TASK PROMPT
Show all lines of the listing that contain the word "name".

PROVIDED INFORMATION
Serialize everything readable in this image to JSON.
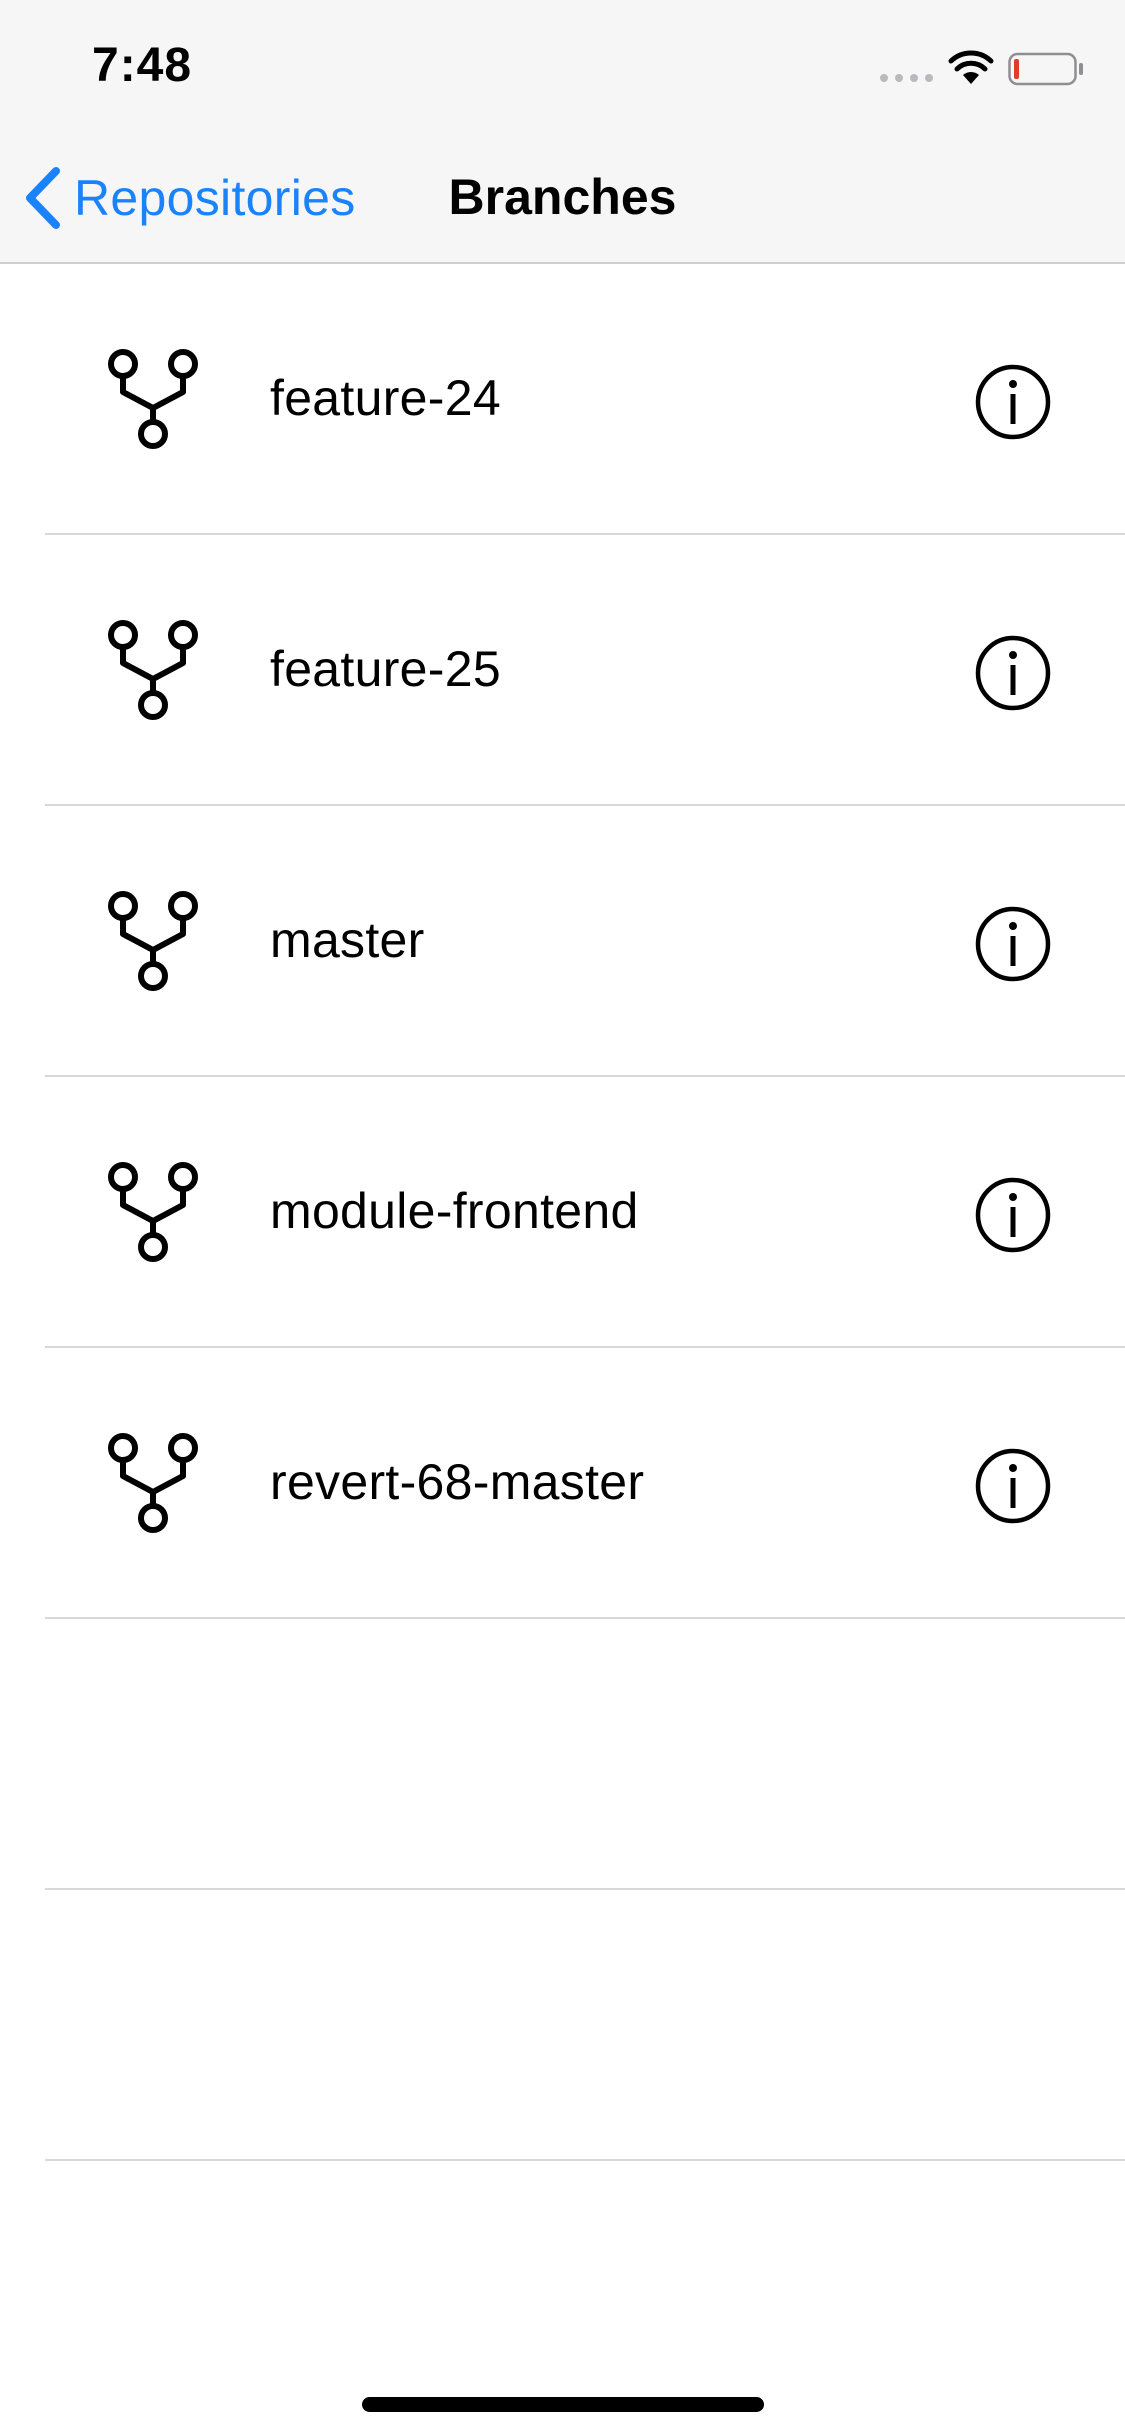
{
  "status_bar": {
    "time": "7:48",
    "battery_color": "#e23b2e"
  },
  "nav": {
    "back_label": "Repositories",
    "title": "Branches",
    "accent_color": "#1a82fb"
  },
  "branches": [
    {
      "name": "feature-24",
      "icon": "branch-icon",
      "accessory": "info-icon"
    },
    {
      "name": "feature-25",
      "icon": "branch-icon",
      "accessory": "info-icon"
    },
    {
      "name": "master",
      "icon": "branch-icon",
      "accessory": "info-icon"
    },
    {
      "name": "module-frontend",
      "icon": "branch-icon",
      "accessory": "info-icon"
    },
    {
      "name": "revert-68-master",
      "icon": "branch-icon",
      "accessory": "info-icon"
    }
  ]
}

ANSWER FOR THIS EXERCISE
      "name": "feature-24",
      "name": "feature-25",
      "name": "master",
      "name": "module-frontend",
      "name": "revert-68-master",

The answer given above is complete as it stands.